TASK STATEMENT:
Within these entries, which lines include the string "spinxdigital"? Copy each one.

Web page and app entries
[Start of Attachment]
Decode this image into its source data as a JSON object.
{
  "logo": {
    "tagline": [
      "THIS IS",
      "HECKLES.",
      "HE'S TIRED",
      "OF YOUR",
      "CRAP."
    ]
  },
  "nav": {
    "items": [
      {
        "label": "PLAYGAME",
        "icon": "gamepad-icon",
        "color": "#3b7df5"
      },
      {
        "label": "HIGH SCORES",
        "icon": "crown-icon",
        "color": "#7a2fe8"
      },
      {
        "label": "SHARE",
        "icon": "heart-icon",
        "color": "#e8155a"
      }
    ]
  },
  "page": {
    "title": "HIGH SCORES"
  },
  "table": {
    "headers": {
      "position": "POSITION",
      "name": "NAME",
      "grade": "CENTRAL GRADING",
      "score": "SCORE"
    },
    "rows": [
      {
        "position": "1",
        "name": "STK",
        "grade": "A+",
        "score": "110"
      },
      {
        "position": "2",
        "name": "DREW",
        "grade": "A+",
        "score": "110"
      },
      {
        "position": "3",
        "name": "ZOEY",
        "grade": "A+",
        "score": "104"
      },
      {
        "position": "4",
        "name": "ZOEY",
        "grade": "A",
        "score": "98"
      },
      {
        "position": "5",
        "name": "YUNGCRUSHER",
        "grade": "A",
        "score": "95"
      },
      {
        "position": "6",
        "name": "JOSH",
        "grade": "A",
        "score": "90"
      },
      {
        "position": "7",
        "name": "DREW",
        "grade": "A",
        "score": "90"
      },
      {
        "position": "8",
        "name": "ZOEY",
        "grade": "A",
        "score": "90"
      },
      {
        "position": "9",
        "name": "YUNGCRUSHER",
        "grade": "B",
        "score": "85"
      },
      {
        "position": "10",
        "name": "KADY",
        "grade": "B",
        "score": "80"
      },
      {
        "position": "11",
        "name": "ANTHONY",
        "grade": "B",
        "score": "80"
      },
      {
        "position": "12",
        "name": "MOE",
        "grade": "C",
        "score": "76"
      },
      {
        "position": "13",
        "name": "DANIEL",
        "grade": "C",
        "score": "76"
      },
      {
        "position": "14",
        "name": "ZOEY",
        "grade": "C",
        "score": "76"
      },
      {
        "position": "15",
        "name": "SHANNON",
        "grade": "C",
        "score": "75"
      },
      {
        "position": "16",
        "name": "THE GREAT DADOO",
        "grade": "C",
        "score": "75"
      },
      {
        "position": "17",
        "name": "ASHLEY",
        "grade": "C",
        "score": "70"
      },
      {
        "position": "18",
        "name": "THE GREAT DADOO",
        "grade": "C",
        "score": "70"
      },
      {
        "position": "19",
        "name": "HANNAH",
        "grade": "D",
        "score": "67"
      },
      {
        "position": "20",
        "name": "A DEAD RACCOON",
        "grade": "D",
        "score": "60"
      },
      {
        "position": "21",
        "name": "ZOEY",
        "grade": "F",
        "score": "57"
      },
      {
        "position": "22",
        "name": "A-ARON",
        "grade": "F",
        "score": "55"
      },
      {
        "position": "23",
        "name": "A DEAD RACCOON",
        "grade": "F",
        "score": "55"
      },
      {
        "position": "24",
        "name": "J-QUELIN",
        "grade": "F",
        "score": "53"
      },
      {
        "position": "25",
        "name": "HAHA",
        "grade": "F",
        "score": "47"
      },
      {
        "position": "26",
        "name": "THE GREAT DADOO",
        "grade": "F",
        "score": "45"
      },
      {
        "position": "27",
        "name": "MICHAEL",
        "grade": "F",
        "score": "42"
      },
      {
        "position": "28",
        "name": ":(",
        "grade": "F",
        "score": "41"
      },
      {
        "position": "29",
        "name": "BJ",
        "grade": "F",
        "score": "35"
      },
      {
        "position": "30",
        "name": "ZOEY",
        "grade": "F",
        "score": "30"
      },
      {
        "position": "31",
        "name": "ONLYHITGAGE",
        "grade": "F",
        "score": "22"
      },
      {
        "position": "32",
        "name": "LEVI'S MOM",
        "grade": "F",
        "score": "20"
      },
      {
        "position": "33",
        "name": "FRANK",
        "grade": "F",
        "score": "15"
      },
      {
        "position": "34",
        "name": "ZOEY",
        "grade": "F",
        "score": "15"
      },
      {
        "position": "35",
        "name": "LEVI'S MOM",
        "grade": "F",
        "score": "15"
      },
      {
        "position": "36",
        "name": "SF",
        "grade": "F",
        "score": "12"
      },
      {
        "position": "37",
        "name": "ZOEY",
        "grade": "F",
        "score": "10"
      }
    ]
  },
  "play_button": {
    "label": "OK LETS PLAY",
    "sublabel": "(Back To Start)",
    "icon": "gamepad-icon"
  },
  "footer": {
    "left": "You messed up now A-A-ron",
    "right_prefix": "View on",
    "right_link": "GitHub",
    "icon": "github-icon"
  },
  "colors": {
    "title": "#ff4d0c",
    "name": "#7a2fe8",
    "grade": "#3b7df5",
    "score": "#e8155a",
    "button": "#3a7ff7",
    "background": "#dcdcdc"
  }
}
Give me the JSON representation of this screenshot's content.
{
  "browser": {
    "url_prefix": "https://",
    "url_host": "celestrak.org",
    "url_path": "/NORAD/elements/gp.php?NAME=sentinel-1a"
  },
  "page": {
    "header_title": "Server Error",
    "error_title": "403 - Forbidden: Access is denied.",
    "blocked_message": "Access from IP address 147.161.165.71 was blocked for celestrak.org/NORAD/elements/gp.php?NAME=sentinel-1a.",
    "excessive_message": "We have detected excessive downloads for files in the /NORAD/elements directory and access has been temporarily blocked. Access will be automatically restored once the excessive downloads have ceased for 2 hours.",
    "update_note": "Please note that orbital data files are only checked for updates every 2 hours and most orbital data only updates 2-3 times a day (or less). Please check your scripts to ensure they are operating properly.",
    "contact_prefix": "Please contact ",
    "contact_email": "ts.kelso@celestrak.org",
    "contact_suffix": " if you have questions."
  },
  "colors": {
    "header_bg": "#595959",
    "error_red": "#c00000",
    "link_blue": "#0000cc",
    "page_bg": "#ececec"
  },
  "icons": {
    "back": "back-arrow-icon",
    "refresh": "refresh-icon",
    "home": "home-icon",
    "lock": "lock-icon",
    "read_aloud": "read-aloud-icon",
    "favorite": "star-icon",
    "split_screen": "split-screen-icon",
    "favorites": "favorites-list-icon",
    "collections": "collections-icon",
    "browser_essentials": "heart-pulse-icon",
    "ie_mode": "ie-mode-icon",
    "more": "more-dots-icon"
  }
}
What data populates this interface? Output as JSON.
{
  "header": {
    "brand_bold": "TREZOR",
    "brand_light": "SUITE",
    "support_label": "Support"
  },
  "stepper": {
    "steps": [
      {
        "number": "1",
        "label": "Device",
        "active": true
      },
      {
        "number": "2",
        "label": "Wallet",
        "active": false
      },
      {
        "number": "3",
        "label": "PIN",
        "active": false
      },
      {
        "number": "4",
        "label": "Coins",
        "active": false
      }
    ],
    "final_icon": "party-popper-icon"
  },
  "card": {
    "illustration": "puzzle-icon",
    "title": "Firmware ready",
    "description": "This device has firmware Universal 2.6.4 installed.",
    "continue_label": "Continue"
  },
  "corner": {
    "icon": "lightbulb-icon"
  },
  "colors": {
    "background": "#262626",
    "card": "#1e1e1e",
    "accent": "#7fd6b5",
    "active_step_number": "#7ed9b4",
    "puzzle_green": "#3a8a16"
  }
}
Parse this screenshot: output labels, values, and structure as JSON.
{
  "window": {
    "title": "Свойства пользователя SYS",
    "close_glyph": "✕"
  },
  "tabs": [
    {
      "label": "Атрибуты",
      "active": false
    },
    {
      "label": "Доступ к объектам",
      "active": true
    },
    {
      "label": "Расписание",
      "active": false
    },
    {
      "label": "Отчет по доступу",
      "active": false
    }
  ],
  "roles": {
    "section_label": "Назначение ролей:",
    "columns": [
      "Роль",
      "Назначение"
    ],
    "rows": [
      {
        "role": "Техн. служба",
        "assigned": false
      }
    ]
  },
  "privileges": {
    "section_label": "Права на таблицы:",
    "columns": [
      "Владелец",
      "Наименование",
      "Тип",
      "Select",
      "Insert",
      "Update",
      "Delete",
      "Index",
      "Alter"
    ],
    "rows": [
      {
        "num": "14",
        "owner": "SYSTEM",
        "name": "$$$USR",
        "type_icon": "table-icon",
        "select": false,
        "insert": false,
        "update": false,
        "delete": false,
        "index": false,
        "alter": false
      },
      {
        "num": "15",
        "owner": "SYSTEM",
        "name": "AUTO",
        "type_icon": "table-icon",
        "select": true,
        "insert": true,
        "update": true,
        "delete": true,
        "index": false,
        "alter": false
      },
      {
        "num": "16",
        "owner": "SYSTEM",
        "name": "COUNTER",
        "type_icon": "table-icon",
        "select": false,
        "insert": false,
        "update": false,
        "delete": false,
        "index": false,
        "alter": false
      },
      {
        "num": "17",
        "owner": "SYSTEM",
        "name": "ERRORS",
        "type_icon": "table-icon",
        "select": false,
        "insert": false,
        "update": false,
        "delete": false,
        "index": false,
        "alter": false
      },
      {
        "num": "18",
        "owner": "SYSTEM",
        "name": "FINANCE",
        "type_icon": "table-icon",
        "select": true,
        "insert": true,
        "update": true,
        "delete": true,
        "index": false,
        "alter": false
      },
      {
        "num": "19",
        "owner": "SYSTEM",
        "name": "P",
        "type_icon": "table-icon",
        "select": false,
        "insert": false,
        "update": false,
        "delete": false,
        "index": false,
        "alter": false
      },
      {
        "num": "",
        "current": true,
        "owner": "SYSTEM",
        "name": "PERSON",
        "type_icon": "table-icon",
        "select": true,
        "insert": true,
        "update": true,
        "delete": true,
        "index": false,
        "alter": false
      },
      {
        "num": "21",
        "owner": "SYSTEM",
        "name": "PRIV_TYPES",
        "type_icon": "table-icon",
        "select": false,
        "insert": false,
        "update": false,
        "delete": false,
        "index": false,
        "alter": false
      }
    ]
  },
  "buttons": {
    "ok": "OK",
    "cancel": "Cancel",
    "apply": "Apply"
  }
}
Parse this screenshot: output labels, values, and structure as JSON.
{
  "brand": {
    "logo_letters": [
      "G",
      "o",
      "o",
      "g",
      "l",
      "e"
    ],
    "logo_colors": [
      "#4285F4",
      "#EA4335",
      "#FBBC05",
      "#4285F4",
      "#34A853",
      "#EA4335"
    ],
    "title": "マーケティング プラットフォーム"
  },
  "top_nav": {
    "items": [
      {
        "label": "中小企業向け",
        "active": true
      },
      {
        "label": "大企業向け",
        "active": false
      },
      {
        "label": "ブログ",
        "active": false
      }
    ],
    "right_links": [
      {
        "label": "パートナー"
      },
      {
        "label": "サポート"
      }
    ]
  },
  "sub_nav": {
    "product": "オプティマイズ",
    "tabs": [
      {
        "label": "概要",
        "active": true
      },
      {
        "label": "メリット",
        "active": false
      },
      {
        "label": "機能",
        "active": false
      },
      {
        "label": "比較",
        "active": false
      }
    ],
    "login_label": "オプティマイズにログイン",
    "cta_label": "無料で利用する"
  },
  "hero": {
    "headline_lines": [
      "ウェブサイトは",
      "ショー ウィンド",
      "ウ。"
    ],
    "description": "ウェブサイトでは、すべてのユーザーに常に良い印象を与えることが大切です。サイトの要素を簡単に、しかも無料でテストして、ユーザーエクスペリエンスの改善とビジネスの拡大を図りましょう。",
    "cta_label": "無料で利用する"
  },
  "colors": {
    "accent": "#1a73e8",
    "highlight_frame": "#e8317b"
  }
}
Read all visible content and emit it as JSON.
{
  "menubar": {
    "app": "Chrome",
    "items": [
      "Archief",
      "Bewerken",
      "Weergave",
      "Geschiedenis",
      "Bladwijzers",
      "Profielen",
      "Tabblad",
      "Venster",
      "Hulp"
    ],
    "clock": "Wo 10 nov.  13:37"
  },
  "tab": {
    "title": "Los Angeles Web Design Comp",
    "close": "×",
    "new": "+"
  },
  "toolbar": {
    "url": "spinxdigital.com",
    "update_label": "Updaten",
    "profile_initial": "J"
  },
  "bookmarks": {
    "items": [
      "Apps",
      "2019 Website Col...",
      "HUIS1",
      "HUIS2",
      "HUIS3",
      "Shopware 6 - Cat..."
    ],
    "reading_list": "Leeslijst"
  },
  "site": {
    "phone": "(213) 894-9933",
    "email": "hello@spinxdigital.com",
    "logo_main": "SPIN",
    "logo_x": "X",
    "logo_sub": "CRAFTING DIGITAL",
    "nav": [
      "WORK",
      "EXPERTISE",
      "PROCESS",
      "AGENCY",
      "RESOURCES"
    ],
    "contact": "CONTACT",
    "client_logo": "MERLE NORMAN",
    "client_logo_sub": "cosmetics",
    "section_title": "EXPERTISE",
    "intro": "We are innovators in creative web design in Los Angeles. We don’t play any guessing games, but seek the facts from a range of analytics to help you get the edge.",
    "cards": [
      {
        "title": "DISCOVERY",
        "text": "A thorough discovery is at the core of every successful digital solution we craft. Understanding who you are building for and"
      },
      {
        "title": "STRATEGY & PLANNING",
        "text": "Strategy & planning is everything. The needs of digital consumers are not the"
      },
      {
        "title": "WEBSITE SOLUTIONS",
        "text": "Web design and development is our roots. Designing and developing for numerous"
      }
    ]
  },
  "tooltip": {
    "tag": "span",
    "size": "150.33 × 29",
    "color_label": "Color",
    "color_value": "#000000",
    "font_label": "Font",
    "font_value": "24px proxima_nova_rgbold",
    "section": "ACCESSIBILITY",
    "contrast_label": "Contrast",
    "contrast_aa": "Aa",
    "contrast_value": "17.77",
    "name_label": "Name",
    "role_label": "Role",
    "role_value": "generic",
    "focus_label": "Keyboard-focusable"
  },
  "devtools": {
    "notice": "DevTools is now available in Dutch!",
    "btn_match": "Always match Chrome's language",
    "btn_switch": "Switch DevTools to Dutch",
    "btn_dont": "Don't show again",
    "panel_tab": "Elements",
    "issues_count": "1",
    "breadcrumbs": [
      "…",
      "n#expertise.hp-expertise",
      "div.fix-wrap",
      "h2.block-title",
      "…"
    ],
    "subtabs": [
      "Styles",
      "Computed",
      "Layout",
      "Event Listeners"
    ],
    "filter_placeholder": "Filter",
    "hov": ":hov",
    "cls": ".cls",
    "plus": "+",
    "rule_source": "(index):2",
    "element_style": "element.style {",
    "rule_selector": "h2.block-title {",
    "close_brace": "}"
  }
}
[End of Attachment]
THE COMPLETED TASK:
    "url": "spinxdigital.com",
    "email": "hello@spinxdigital.com",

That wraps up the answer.